All of this sounded promising, but putting the car through its paces on some demanding stretches of road would allow us to get a real sense of these modifications' worth, so we headed to the San Gabriel Mountains northeast of Los Angeles to do just that.
Behind the Wheel
"Doing straight line pulls never gets old," Keyes quips as I dip generously into the throttle coming out of a low-speed bend. Indeed, a 40 percent increase in horsepower over stock is very noticeable, and this GTI now accelerates with haste similar to a MK7 Golf R—once the front tires find traction.
What's perhaps more impressive is the relative absence of torque steer, though I theorize that this might be attributed to the fact that the additional power is all coming from the turbocharger, and therefore off-the-line output is not dramatically different from stock. But the sudden surge of power from the boost is much more noticeable as a result, yet it's worth noting that the amount of revs required to get the turbocharger's attention remains similar to that of a stock MK6 GTI.

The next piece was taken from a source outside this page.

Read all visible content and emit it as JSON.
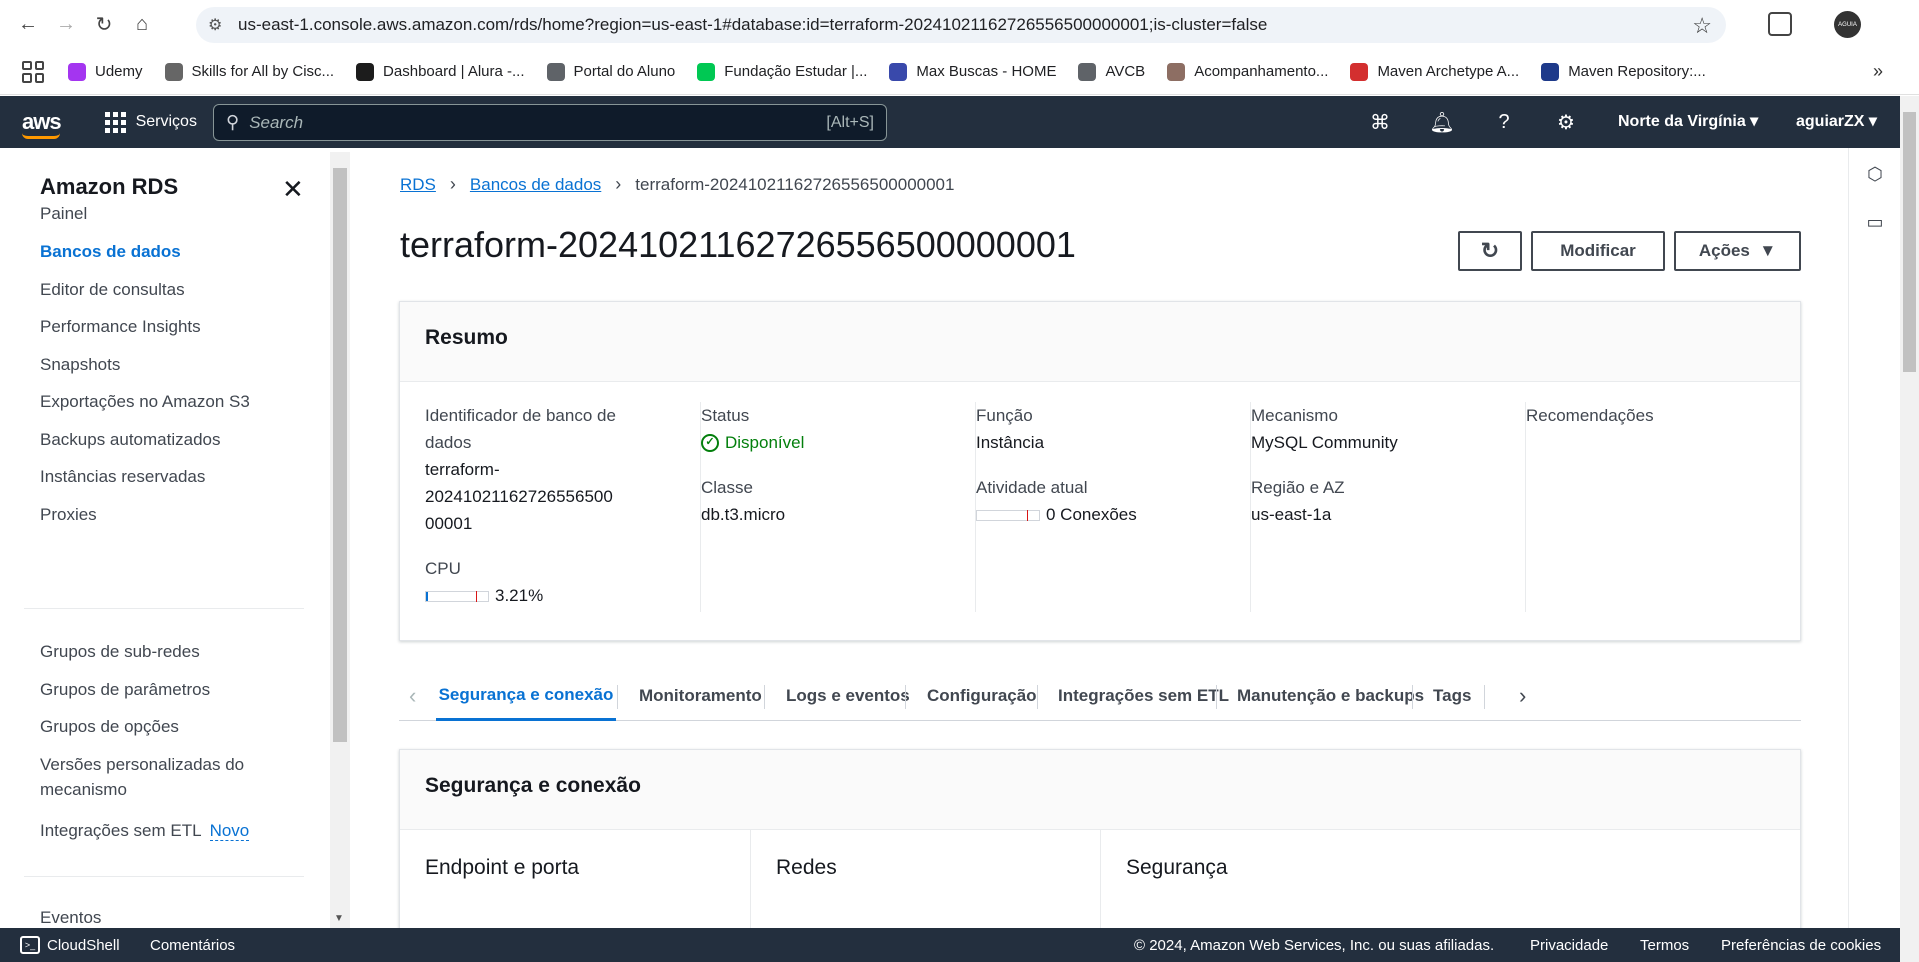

It sounds the business as well. The exhaust system is well tuned, offering a rorty yowl when pulling through the gears and settling down to a drone-free thrum while cruising. The intake plays a legitimate role in the aural theatrics as well, with the forced induction system adding some emotive, yet subtle, sounds to the mix when transitioning on and off throttle.
The software tweaks to the gearbox translate well, too, but in a more understated way. We've never considered Volkswagen's DSG transmission to be a slouch when it comes to shift speeds, but the Unitronic tune somehow feels more urgent and responsive without introducing any additional harshness. Having a few hundred extra revs to work with at the top end is nice as well, though the engine is done building more horsepower by about 6,000 rpm in both the stock and Stage 2 tunes, while peak torque with the Unitronic tune comes in around 3,000 rpm and levels off until about 4,500 revs, where it begins to gradually drop off.
From our time spent with Alex's GTI, it's hard to see much of a downside to Unitronic's Stage 2 package aside from the fact that it has the potential to elevate the motor's capability to a point where it's no longer balanced with the stock hardware found elsewhere on the car, like the factory brake setup on Keyes' GTI. "Those are next," he assures us. And therein lies the rub—once you start modifying a car, it can be hard to stop, because each time you improve one aspect of the vehicle's performance, it can exaggerate the weaknesses of others.
But after our seat time in Keyes' GTI, it's clear that Unitronic's powertrain tweaks deliver on the promise of OEM-like driveability while providing a significant boost in performance. Like most tuning outfits, Unitronic also offers each component separately, which allows owners to do their upgrades incrementally or simply pick and choose which components they want to add to their setup, and they're backed by both a 15-day satisfaction guarantee as well as limited lifetime warranty for the original purchaser.
At about $4,200 all-in before any applicable discounts (and without taking into consideration any installation costs) the package as a whole is a significant investment. But considering that the lion's share of actual performance gains are had from the Stage 2 ECU software and downpipe, the cost of entry to step up to this level of straight-line performance is significantly less than that, albeit without the benefits inherent to the rest of the package.